Printed letters, March 23, 2010
There’s growing support for banning marijuana
My precinct caucus voted positively on a resolution to go forward to our county assembly that delegates that thetstate assemblies be directed to push for legislation requiring the state of Colorado to follow the law of the United States prohibiting the use of marijuana.
I understand that other precincts voted on a similar resolution.
I urge all delegates to their respective county assemblies to join together to abolish this drug. One only needs to read in The Daily Sentinel about the growing problems in just our local community, much less our state.
Body farms are critical for forensic science
Hopefully, none of the people opposed to the body farm site will ever have to have a friend or loved one go through the forensics process. But if they do, they will understand how valuable, important and necessary these sites have become.
In Mike Wiggins’ article in the March 12 edition of The Daily Sentinel, property owner Lisa Binse commented that, ‘It’ll be nice not to have to worry where the flies have been when they land on my hamburgers or potato salad at a barbeque.”
Evidently, Ms. Binse has never in the past wondered where the flies have been when they landed on her hamburgers or potato salad. Maybe ignorance is bliss.
Job Corps centers are all going green
In Job Corps Civilian Conservation Centers, there is rare alignment of real-life solutions to the challenges of youth unemployment, an uncertain economy and the nation’s need for a greener, energy-efficient future. Like nothing else, Job Corps Civilian Conservation Centers work for young people and for America. The Collbran Job Corps Civilian Conservation Center serves 220 students in a residential campus.

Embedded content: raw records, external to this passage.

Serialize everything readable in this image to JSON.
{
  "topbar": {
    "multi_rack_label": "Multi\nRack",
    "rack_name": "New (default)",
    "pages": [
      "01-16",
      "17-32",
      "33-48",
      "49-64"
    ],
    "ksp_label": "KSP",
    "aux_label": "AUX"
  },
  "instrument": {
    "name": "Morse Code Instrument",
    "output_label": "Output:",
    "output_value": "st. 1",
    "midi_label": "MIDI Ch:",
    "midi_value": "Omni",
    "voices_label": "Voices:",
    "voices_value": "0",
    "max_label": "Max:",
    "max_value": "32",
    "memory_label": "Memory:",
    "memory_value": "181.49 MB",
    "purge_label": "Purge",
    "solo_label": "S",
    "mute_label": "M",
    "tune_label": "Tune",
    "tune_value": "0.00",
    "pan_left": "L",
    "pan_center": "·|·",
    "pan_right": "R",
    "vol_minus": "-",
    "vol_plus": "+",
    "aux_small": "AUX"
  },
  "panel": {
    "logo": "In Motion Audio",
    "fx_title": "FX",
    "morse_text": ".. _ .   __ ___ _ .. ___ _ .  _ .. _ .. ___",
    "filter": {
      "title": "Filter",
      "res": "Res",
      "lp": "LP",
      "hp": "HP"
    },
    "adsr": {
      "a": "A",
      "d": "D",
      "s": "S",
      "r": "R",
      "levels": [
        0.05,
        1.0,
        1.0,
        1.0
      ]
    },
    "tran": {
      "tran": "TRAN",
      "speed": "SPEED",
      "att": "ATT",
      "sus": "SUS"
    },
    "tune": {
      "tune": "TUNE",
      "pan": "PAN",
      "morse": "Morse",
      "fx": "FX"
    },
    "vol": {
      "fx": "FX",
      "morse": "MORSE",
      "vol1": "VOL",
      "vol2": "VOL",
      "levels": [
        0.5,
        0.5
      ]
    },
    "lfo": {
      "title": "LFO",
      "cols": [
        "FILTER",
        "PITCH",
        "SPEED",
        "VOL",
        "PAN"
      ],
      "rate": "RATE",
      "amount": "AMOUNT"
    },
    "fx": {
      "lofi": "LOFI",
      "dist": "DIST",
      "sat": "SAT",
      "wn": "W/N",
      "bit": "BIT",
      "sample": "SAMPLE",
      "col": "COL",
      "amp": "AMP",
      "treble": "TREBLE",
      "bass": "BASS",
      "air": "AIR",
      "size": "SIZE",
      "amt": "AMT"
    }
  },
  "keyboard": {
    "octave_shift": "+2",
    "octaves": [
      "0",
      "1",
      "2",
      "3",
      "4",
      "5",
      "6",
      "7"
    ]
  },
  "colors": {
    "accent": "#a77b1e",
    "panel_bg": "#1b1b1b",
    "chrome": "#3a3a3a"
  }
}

The U.S. Department of Agriculture’s National Forest Service runs the nation’s Job Corps Civilian Conservation Centers. Like all Job Corps Centers, the Civilian Conservation Centers train economically challenged young people for meaningful careers.
Agriculture Secretary Tom Vilsack announced the Civilian Conservation Centers will place a new emphasis on green jobs, such as natural-resources work, and the greening of traditional trades, such as construction and electrical work.
Job Corps-trained young people will revitalize local economies, especially in rural communities across America. They will provide a youthful boost to the nation’s goals of energy independence and conservation.
Today’s Civilian Conservation Centers are preparing more than 6,000 young people in 28 centers around the country for their own new direction, a place in America’s growing, green-collar economy and a path out of poverty.
During my recent visit to a Civilian Conservation Center, a businessman told me Job Corps is the real deal, a solid source for skilled workers. I know what I saw recently, and I am convinced all of us will benefit from the entry of thousands of skilled young people into an economy that needs to readjust its relationship to the environment and grow in a green direction. The success of Job Corps Civilian Conservation Centers’ new direction should encourage us all.
The Forest Service operates 28 Job Corps centers in 18 states with a capacity of 6,200 students.
For more information, visit: recruiting.jobcorps.gov/en/home.aspx.
U.S. Department of Agriculture
Clifton-Fruitvale residents anything but ambivalent
County Commissioner Janet Rowland is assuredly not listening to the people.
For her to say that the people were ambivalent about the proposed annexation shows her lack of understanding.
When 82 percent of the landowners didn’t opt for the annexation and 69 percent of the eligible parcels felt likewise, that is far from being ambivalent.